# Problem details
All lines of the material that contain "JSON" must be copied out.

--------------------

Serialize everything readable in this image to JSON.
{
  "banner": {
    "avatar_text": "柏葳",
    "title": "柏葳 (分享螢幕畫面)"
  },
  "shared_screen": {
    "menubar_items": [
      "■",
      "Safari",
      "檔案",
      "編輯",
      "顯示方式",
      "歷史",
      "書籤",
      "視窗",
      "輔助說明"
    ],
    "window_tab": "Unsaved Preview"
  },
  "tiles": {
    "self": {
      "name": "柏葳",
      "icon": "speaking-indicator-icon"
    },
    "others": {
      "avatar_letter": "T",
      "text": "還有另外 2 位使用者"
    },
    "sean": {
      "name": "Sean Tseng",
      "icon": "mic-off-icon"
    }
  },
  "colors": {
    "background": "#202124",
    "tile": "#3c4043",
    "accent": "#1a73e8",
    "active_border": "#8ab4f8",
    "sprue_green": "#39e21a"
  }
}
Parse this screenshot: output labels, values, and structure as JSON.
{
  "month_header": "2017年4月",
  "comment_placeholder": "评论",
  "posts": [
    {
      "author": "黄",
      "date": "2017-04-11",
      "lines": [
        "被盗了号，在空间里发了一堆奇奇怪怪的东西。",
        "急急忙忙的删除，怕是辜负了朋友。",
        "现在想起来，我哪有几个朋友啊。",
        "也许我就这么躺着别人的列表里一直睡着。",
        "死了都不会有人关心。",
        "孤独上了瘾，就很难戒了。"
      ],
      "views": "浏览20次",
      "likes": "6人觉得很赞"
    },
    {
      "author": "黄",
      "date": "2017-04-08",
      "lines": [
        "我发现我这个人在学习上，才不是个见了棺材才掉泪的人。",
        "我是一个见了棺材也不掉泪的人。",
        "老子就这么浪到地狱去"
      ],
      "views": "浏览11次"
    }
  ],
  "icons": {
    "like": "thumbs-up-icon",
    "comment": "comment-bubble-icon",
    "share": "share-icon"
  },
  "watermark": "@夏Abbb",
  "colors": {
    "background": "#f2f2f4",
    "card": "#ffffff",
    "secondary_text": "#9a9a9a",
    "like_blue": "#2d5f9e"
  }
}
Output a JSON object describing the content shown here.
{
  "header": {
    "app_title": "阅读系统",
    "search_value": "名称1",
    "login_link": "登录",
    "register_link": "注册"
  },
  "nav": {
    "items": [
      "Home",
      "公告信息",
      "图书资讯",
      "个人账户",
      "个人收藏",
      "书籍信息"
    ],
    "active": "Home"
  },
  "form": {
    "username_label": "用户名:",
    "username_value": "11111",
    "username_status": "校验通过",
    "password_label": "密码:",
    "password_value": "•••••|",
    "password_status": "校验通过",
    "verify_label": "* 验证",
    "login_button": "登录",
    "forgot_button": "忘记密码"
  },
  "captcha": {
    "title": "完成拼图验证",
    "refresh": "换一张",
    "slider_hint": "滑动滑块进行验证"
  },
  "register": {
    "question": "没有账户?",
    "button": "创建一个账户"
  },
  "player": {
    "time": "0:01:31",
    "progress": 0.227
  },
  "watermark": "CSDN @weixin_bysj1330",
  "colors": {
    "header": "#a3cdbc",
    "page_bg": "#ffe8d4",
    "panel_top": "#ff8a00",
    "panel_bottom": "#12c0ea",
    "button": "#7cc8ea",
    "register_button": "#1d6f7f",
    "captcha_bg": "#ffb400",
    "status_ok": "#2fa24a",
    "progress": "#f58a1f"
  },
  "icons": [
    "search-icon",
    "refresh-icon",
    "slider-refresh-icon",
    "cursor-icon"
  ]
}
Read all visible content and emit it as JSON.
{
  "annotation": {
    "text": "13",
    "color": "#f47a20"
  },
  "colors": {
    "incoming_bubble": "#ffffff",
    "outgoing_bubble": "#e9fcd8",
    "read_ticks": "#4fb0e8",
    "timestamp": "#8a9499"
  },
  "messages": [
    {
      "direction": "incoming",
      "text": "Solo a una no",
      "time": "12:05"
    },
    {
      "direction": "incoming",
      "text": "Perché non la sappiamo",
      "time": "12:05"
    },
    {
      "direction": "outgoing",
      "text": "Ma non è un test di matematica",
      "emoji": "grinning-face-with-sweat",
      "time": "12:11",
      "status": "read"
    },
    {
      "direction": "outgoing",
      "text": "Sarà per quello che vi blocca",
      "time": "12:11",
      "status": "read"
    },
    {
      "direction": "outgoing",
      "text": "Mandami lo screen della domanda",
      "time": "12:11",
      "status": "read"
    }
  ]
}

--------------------

# Answer section
Serialize everything readable in this image to JSON.
Parse this screenshot: output labels, values, and structure as JSON.
Output a JSON object describing the content shown here.
Read all visible content and emit it as JSON.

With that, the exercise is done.